By GILLIAN FLACCUS
SANTA ANA, Calif. (AP) — Advocacy groups sued the FBI and the Department of Justice on Tuesday for failing to turn over records they requested on surveillance in the Muslim-American community.
The complaint, filed in U.S. District Court in Santa Ana by the American Civil Liberties Union on behalf of the Muslim groups, alleges that the FBI has turned over only four pages of documents to community leaders, despite a Freedom of Information Act request filed more than a year ago. The documents were not related to surveillance.
The request sought records that described FBI guidelines and policies for surveillance and investigation of Muslim religious organizations, as well as specific information about FBI inquiries targeting 11 groups or people.
The lawsuit states that all the plaintiffs — who include some of the most prominent Muslim leaders in California — have reason to believe they have been investigated by the FBI since January 2001.
"It sends a message that Muslim-Americans have been, and continue to be, cooperating with law enforcement, but they're concerned there might be a disproportionate focus ... on their religious practices," said ACLU attorney Ranjana Natarajan.
One plaintiff, Shakeel Syed, said that his organization and others have spent three years building a relationship with the FBI but that the agency's resistance to the request was troubling.
"I think it is in the best interests of the government to come clean and be transparent and forthright," said Syed, executive director of the Islamic Shura Council of Southern California. "This is a credibility issue."
FBI spokeswoman Laura Eimiller said she could not comment on pending litigation but released a statement from J. Stephen Tidwell, the FBI's assistant director in charge for Los Angeles.
"The FBI does not investigate individuals or groups based on their lawful activities, religious or political beliefs," Tidwell said.

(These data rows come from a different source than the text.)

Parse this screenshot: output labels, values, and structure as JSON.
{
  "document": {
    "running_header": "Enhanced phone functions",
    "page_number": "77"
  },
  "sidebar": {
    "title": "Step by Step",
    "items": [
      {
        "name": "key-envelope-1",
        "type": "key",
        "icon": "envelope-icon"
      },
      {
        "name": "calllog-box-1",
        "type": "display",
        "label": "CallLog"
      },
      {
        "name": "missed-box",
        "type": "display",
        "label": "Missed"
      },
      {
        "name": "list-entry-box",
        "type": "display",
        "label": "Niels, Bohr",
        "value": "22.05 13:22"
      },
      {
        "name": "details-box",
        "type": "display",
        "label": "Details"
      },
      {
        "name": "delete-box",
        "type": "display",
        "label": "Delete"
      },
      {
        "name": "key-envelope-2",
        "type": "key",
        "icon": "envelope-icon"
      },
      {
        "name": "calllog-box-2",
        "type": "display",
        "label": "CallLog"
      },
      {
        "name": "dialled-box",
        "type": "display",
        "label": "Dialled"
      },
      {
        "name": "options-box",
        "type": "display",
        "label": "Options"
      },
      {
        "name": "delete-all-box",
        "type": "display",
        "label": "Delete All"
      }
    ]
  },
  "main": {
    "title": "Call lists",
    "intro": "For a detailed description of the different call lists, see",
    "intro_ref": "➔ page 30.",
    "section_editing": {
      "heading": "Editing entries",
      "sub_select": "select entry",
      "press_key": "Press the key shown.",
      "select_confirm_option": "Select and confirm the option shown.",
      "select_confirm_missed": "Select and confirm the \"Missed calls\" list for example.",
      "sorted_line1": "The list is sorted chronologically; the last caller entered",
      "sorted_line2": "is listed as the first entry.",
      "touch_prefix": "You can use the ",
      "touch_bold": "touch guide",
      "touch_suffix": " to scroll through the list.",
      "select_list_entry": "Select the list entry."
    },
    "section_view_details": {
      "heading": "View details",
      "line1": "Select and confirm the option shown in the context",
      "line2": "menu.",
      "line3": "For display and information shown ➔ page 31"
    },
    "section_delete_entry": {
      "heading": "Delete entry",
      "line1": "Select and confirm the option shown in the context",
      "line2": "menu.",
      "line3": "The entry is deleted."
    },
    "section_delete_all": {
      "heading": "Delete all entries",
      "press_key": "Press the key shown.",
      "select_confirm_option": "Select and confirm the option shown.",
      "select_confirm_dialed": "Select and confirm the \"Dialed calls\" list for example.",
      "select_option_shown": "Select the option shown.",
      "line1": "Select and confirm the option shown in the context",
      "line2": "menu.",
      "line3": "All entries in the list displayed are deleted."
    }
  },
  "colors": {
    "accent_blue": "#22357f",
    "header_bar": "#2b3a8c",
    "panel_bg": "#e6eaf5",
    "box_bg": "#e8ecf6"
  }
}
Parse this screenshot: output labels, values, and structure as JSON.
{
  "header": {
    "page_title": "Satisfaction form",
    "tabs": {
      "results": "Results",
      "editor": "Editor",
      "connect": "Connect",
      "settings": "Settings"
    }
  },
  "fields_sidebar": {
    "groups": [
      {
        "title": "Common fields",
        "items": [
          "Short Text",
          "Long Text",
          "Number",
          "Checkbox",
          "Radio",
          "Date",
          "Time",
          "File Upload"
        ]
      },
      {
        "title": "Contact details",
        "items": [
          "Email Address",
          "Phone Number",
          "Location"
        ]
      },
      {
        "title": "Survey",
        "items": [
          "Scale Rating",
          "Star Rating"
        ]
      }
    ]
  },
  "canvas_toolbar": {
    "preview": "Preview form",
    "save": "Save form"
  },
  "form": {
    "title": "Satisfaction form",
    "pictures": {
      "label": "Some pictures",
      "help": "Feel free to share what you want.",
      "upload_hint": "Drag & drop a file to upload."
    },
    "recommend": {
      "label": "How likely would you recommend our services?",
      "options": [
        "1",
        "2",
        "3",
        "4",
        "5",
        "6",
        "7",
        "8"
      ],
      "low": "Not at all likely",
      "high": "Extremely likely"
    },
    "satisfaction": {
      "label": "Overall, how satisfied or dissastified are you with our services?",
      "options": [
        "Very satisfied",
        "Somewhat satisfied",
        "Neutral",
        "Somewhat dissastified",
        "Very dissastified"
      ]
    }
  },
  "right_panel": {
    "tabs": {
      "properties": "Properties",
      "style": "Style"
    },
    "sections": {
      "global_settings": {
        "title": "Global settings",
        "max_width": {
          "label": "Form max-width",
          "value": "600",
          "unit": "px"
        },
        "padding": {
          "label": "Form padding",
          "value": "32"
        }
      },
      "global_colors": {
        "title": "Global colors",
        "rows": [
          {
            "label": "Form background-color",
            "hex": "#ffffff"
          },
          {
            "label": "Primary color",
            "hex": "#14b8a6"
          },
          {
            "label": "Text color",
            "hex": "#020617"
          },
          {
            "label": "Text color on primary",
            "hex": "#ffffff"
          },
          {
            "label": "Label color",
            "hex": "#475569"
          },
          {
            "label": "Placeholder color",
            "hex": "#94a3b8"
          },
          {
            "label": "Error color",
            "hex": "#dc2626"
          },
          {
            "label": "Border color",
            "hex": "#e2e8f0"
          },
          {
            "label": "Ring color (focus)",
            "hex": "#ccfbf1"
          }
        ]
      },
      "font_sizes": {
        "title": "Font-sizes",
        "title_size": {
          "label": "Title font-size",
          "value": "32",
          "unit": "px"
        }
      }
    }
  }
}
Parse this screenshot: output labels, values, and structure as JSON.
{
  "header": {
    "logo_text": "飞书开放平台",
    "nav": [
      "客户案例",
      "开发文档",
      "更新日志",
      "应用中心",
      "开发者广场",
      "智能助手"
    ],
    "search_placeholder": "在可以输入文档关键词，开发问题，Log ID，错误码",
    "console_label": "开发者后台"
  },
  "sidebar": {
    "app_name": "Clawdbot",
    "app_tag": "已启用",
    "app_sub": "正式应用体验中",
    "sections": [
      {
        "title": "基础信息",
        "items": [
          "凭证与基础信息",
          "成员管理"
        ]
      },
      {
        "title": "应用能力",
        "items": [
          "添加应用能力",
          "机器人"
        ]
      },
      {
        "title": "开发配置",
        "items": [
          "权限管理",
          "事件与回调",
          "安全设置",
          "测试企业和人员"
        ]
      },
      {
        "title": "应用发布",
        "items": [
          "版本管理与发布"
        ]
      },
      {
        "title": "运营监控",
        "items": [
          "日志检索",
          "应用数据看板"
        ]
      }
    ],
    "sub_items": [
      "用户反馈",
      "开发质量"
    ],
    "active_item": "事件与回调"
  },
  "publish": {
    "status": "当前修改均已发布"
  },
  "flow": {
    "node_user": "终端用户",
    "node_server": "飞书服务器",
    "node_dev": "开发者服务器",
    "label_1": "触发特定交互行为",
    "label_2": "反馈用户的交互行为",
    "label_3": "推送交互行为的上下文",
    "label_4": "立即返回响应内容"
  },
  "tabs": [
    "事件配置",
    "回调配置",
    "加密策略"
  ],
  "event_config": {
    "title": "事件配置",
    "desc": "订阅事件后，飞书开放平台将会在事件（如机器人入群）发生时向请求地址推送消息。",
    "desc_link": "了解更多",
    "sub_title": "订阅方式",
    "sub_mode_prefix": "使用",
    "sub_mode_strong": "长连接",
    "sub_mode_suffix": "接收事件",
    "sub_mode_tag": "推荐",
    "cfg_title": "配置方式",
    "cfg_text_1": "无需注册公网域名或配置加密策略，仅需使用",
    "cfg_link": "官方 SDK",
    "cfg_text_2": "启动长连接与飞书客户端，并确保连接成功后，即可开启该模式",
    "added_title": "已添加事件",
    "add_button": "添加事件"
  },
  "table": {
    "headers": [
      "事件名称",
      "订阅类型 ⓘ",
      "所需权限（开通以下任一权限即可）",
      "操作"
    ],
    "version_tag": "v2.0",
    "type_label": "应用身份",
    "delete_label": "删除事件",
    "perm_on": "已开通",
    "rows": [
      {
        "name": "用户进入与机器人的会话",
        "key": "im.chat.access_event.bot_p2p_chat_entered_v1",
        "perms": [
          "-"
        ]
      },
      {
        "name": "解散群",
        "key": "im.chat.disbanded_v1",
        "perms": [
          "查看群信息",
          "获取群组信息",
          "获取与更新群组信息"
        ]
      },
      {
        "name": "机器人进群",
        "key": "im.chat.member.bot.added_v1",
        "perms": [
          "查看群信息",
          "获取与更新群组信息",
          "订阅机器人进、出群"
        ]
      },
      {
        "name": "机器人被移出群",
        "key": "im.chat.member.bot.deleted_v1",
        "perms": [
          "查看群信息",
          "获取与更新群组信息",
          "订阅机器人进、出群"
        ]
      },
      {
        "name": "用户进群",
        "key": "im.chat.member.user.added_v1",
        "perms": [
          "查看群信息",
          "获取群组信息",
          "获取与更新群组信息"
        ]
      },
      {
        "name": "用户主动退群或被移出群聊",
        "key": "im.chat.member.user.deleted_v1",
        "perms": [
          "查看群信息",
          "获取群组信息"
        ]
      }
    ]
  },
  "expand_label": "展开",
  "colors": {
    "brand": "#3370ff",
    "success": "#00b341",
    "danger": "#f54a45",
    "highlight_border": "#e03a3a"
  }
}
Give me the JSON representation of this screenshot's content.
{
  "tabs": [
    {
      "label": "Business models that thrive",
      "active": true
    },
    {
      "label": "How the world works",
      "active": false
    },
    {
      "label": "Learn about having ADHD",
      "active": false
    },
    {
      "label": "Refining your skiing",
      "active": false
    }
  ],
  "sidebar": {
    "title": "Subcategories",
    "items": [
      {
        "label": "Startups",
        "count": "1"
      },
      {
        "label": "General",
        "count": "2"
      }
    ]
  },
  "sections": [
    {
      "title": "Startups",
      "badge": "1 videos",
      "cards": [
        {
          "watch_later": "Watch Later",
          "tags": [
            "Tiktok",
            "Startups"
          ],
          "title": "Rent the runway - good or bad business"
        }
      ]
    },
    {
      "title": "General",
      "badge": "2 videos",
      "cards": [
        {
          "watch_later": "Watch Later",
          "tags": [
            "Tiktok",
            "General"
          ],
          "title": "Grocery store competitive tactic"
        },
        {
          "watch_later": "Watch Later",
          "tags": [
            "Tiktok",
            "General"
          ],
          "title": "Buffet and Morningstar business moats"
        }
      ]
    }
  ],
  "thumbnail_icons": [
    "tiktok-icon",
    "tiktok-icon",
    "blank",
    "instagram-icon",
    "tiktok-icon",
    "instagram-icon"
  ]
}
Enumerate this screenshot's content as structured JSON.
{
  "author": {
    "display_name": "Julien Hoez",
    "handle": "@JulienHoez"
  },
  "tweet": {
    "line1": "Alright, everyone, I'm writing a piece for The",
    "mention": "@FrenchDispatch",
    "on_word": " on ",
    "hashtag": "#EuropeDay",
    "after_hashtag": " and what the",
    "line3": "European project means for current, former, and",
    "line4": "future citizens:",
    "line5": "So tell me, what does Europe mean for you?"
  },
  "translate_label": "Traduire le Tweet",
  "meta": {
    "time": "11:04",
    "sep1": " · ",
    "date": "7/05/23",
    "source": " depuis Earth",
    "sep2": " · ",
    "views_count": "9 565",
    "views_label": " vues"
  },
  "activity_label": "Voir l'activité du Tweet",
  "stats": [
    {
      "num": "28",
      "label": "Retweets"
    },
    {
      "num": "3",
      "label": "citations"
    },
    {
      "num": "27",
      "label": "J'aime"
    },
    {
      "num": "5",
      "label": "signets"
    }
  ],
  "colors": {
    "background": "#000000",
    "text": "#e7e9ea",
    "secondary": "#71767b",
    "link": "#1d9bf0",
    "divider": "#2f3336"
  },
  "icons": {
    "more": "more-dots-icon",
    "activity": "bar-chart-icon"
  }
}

A message left for the Department of Justice after business hours was not returned.
The groups filed an initial FOIA request in May 2006, several months after federal law enforcement officials confirmed the existence of a classified radiation monitoring program used in surveillance at mosques, homes and businesses. At its peak, the secret program tested the air around 120 sites a day for signs of radiation that could be linked to terrorism.
The FBI responded to the request first by saying it couldn't identify any records that met the criteria requested. After an appeal, the agency turned over four pages that dealt with the Council of American-Islamic Relations and Hussam Ayloush, the council's executive director for Southern California.
Those documents dealt with a suspected hate crime at a mosque that the council had reported to the FBI and a conversation Ayloush had with an FBI agent about cooperating with federal law enforcers, Natarajan said.
She said she believes there are many more records because each plaintiff has been interviewed by the FBI or stopped at airports for questioning. The FBI, in its responses, indicted it searched only files that hold information on active criminal investigations instead of more general files that could encompass surveillance activities, she said.
Ayloush, who said he is questioned by federal agents every time he flies internationally, said he had hoped the FOIA request would help him determine why he is stopped.The government has 60 days to respond to the lawsuit.
"Either ... we're being stopped because we're Muslims — which is morally wrong — or that the government must have some erroneous info linked to me that I need to be able to clear," he said.